> _EXERCISE DESCRIPTION_
From the data that follows, report the number of lines including "time", and only that number.

(Data items)
>>>

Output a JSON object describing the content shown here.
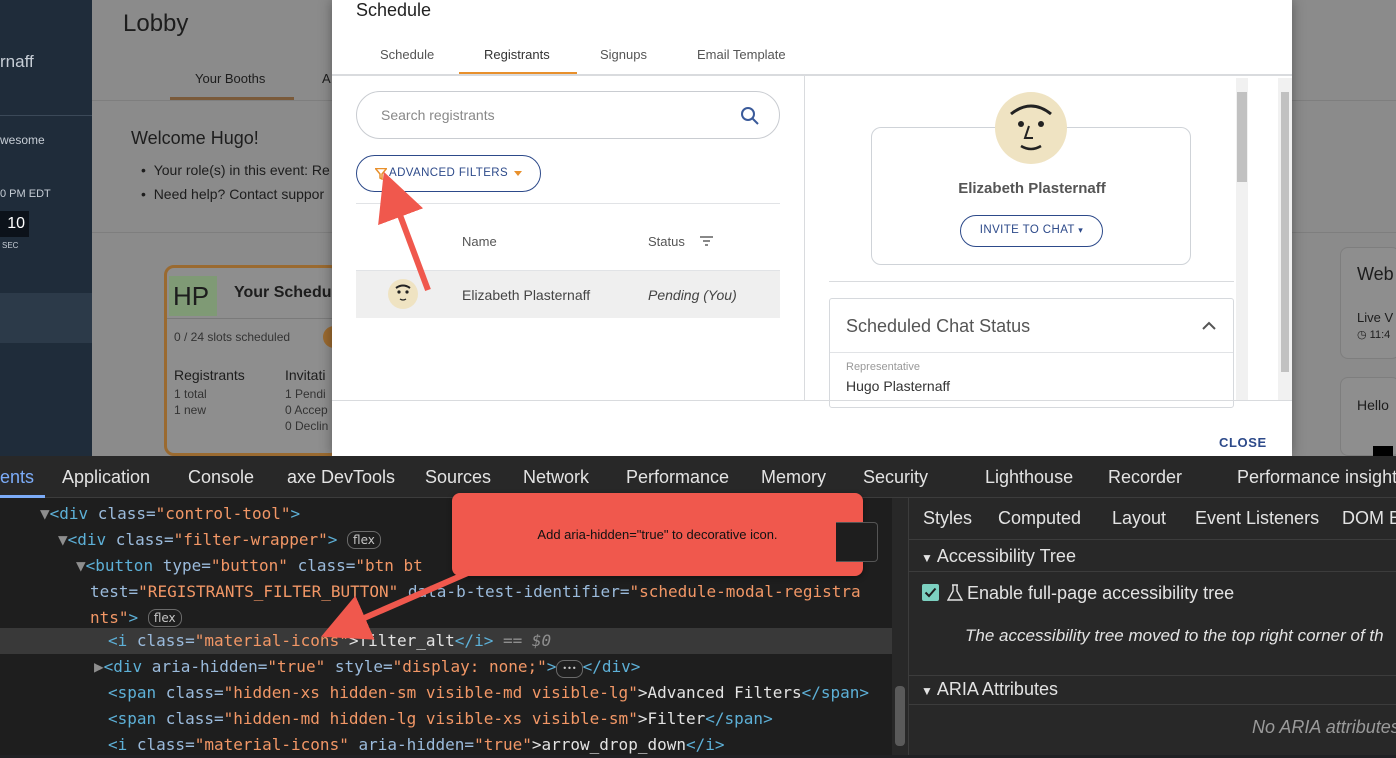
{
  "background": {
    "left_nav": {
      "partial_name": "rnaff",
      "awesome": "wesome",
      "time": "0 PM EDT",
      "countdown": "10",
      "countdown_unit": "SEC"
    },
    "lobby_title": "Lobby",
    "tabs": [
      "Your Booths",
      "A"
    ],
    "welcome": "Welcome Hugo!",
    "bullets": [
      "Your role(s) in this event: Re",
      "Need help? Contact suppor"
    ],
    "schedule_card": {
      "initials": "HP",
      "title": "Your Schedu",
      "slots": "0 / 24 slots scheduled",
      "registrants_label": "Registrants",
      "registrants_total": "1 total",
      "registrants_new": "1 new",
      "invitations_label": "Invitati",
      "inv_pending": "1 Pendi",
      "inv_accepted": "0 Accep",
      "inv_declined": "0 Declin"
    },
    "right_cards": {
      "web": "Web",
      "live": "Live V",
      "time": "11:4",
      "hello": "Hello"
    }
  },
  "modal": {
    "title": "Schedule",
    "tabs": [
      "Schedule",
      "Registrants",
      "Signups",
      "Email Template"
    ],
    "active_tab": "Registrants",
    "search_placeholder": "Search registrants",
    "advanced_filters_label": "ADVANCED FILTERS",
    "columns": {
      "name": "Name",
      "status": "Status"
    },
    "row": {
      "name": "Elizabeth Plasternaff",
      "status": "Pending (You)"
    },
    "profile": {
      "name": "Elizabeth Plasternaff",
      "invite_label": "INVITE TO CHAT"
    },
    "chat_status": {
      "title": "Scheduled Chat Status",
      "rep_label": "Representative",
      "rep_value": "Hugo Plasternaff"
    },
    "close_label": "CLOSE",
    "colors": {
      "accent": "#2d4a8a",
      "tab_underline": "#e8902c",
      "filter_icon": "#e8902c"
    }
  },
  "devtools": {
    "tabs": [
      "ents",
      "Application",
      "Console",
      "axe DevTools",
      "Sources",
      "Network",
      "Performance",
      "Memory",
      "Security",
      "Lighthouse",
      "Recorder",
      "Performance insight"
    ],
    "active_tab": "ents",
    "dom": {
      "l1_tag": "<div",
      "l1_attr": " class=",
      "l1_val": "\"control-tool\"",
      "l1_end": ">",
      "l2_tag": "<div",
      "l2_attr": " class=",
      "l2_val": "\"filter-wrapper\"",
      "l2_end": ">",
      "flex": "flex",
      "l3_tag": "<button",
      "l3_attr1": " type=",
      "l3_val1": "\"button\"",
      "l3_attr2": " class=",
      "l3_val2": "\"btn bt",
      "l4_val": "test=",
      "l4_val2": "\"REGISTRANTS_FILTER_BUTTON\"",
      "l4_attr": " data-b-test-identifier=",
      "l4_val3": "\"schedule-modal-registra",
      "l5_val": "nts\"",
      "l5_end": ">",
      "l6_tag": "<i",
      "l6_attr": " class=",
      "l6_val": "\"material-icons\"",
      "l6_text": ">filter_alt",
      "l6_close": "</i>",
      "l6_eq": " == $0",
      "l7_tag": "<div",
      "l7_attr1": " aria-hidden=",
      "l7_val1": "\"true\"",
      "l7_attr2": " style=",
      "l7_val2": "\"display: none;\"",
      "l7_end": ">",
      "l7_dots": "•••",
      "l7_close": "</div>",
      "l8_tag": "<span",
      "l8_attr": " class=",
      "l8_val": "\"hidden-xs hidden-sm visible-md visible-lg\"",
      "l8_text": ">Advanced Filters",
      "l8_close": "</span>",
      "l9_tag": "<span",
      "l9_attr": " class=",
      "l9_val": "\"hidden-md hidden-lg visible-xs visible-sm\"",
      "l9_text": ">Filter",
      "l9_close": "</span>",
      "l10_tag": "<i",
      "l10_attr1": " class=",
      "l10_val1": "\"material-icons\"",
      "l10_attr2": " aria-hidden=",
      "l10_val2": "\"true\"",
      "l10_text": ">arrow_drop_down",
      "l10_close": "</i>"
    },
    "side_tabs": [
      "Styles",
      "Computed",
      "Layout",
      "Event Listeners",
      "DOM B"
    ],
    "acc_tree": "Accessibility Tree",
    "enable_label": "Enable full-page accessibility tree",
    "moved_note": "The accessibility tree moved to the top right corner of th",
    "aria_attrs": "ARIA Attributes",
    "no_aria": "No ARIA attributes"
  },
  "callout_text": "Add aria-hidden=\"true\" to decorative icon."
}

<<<
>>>

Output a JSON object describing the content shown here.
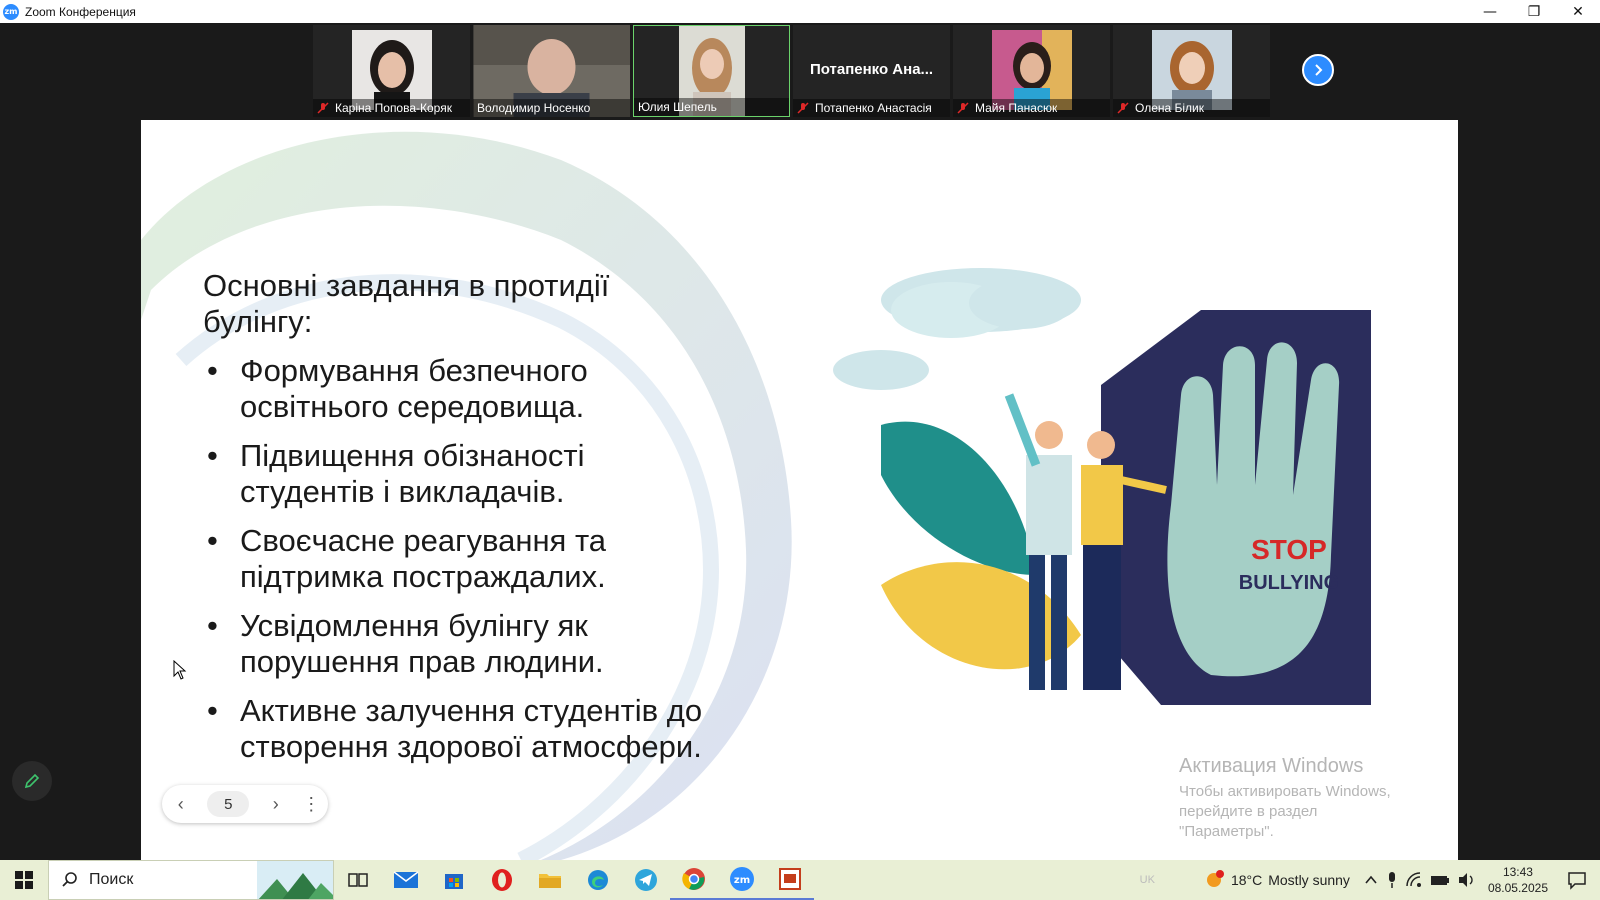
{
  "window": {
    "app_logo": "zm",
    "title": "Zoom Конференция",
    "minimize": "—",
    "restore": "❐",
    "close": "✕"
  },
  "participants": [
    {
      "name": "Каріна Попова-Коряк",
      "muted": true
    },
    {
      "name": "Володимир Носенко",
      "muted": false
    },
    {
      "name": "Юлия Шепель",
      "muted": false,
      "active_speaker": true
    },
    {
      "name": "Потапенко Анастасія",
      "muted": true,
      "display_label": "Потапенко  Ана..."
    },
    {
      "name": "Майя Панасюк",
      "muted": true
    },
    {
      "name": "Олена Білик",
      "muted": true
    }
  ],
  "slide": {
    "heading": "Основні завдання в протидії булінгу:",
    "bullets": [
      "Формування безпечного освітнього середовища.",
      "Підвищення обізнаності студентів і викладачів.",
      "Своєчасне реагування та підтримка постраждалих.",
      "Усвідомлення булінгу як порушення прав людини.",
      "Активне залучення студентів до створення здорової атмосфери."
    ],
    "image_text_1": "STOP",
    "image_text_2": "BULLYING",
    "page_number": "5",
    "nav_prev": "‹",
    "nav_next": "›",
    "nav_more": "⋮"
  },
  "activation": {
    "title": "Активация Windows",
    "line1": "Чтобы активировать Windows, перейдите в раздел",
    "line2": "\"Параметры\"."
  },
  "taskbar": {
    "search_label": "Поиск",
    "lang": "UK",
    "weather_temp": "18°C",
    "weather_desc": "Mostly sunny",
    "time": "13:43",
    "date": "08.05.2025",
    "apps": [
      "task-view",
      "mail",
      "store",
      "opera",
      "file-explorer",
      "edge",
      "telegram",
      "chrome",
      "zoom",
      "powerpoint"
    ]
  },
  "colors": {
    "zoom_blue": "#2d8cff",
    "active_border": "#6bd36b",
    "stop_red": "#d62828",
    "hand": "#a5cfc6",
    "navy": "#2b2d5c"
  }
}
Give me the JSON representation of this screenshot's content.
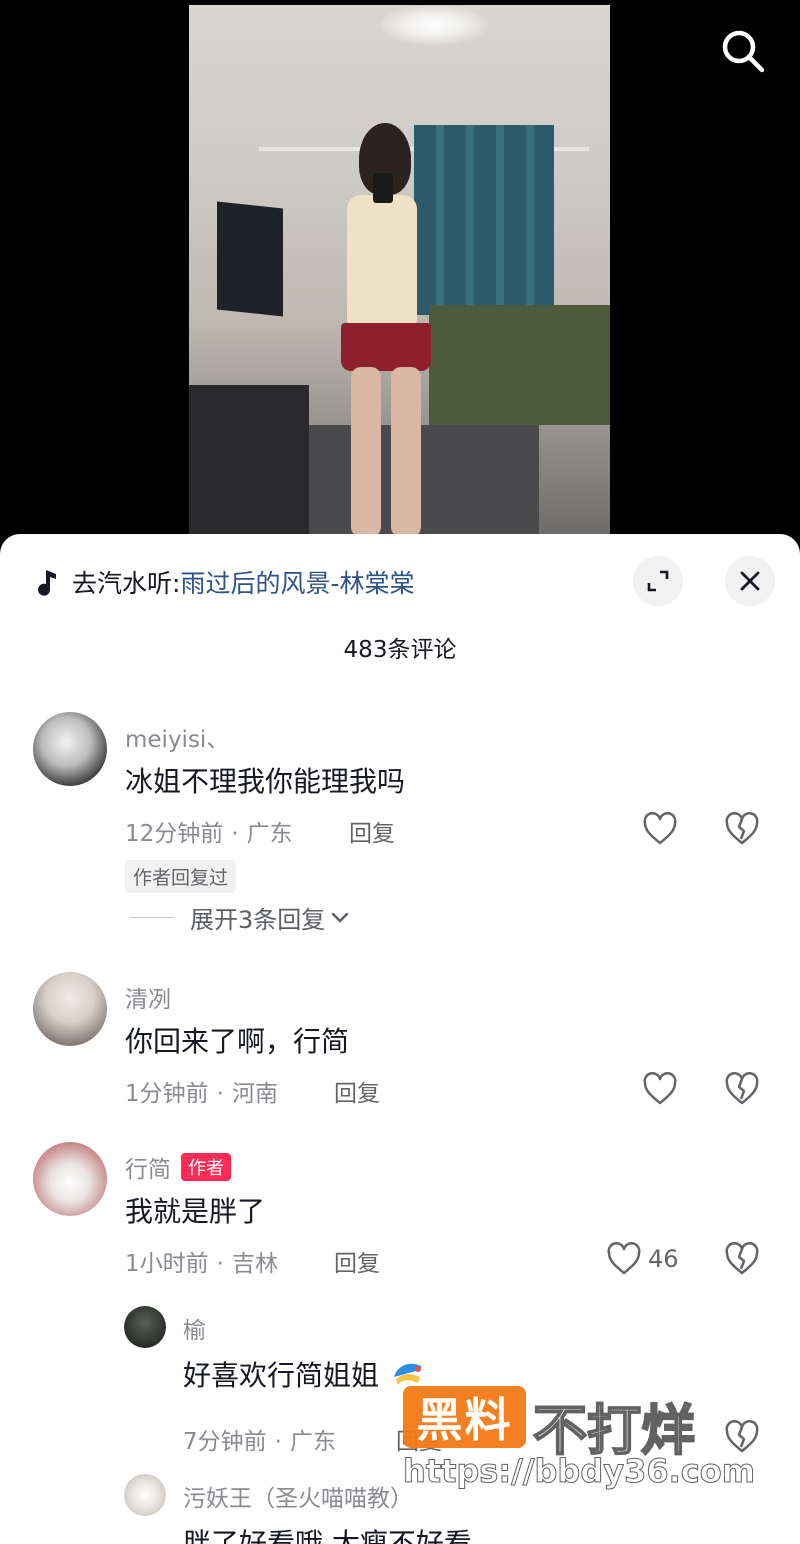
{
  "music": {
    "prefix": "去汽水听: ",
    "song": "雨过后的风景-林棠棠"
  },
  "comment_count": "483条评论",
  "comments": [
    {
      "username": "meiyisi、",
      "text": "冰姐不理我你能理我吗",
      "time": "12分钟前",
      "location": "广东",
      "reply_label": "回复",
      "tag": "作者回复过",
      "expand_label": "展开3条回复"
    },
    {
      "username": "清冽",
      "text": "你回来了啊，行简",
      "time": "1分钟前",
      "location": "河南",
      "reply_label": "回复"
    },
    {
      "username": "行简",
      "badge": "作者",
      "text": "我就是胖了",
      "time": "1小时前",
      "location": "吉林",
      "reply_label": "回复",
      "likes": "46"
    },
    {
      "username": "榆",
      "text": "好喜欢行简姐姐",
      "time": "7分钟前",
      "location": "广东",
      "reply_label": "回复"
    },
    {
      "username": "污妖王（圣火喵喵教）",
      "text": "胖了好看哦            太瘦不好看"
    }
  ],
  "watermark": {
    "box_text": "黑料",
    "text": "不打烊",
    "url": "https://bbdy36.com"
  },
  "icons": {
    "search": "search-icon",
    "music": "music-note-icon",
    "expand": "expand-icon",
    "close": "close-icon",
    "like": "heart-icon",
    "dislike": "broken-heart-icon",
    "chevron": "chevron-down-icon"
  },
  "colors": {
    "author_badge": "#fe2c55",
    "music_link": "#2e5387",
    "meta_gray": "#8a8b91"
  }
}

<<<
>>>

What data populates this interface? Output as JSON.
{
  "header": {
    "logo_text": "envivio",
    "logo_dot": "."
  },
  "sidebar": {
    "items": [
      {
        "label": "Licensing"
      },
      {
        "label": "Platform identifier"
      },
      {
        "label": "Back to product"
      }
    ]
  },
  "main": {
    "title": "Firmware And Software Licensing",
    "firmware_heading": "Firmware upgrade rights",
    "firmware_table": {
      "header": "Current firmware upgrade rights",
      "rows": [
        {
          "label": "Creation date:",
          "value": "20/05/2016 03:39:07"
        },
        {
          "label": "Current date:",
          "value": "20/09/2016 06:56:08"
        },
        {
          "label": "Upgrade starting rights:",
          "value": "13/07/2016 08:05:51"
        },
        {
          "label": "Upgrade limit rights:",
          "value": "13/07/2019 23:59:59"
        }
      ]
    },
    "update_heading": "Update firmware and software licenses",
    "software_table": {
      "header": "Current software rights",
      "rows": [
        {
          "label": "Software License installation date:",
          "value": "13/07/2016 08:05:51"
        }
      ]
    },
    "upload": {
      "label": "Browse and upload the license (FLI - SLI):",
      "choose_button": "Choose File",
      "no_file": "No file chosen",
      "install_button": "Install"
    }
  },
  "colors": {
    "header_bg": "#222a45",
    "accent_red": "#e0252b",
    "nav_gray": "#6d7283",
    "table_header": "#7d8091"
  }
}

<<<

> _EXERCISE SOLUTION_
7